On Dec. 6, Green unsuccessfully forced a vote on impeachment in the House of Representatives, losing with a tally of 364 votes to 58, Newsweek reports.
As Special Counsel Robert Mueller's Russia investigation is still ongoing, Green could not attempt to impeach Donald Trump on obstruction of justice allegations.
Instead, Green accused the president of discrimination and creating a culture of division. He recalled how Donald Trump, for example, failed to quickly condemn white nationalist marchers in Charlottesville, The Washington Post reports.
"Hatred disguised as acceptable political correctness has festered in our body politic and polluted our discourse to our detriment," Green wrote. "It divides and damages the social fabric of our country in ways that obstruction of justice cannot.
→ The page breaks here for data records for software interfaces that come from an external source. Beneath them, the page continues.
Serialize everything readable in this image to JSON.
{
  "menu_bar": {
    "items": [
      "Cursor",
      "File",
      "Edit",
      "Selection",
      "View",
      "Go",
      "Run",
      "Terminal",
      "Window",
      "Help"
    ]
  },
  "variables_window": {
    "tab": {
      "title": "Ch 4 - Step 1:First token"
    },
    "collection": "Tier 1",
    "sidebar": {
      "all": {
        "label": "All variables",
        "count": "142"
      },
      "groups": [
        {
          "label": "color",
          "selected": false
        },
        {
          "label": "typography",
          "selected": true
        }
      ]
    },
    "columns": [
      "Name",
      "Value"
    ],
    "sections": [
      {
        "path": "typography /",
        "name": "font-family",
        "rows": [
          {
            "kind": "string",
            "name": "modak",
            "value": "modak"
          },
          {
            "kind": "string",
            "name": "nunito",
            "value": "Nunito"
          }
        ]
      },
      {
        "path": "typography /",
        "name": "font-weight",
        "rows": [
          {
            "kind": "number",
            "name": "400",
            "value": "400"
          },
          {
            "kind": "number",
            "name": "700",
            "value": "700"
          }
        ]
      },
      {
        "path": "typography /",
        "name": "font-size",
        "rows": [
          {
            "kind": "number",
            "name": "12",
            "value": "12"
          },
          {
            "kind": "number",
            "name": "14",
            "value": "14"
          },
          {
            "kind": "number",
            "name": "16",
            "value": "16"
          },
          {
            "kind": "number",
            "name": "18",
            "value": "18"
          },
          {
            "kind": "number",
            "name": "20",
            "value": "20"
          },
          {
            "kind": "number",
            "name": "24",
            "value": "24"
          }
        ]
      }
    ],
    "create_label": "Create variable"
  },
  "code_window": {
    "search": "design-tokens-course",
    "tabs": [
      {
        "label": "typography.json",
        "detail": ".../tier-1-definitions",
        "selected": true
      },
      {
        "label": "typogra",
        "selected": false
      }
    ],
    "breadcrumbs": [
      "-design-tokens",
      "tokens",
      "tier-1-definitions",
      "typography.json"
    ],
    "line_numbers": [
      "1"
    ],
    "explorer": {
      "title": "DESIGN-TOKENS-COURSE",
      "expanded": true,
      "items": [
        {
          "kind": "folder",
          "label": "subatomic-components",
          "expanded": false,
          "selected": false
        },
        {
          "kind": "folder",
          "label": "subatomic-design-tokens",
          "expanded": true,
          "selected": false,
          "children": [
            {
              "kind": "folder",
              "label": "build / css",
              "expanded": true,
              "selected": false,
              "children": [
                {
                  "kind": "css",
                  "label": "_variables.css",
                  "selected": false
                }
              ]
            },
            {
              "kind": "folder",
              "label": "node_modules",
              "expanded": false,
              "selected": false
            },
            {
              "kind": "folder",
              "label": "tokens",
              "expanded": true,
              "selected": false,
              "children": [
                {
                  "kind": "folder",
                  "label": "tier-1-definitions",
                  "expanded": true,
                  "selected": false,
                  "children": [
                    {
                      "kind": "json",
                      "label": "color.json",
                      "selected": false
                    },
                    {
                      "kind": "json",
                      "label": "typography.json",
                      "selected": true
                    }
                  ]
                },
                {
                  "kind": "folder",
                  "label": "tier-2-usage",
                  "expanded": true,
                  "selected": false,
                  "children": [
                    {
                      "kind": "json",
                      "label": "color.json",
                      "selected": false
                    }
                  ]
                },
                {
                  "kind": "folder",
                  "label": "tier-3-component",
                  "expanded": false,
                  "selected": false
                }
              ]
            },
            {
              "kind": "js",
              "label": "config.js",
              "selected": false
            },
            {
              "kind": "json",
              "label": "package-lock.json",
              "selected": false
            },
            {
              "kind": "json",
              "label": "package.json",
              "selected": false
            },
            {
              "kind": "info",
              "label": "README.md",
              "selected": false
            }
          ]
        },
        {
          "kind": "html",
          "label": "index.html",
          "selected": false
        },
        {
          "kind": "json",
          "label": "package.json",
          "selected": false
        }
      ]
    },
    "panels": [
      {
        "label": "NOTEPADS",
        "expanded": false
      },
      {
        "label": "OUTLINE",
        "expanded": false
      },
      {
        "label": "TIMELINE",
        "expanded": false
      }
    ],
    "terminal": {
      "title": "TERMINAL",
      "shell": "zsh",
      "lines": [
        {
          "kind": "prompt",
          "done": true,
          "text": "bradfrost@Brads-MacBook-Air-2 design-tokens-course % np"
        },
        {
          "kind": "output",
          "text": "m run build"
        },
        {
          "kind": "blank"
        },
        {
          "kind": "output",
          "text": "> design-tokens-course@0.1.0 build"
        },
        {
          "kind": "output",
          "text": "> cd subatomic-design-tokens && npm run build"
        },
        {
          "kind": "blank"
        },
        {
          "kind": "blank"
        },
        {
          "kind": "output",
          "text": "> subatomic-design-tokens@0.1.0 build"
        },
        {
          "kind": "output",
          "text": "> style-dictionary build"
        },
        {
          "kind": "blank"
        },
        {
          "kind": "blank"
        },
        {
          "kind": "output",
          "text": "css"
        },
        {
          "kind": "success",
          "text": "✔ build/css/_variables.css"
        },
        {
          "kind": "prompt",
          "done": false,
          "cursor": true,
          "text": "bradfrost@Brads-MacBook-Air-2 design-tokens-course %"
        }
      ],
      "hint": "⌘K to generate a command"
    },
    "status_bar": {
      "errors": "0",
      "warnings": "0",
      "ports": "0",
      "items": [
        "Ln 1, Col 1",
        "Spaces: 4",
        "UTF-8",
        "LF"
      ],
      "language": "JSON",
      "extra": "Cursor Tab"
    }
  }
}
It causes unparalleled destruction to our society in the long- and short-term that will not easily heal."
Not only was the vote unpopular among Republicans, leading Democrats such as House Minority Leader Nancy Pelosi of California and Democratic Minority Whip Steny Hoyer of Maryland also did not support the move.
The two argued the country must not act until and if Mueller's Russia investigation proves a crime was committed.
"Legitimate questions have been raised about [Donald Trump's] fitness to lead this nation," Pelosi and Hoyer agreed in a joint statement. "Right now, Congressional committees continue to be deeply engaged in investigations into the President’s actions both before and after his inauguration. The special counsel’s investigation is moving forward as well, and those inquiries should be allowed to continue. Now is not the time to consider articles of impeachment."
Nevertheless, Green remains hopeful this is just the beginning of the end for Donald Trump, calling the 58 votes "pleasantly pleasing."
"I’m convinced it won’t be a non-event," he said, adding that he did not canvass votes beforehand. "There are some people who would like it to be just a footnote in history. I think that this will be a significant historical event. And the people who took that vote to decide to take the road less traveled are going to become a piece of history that scholars will review."
Green continues, claiming he is already drafting up new articles for impeachment.
"I think this is a process and this is another step in this process," the politician said. "I’ve started on additional articles of impeachment and I’m not going to give up, I won’t give in. There is no rush to be first but there is belief that we have to act, that it’s important for us to show the world that we have little tolerance for the kind of bigotry that emanates from the presidency."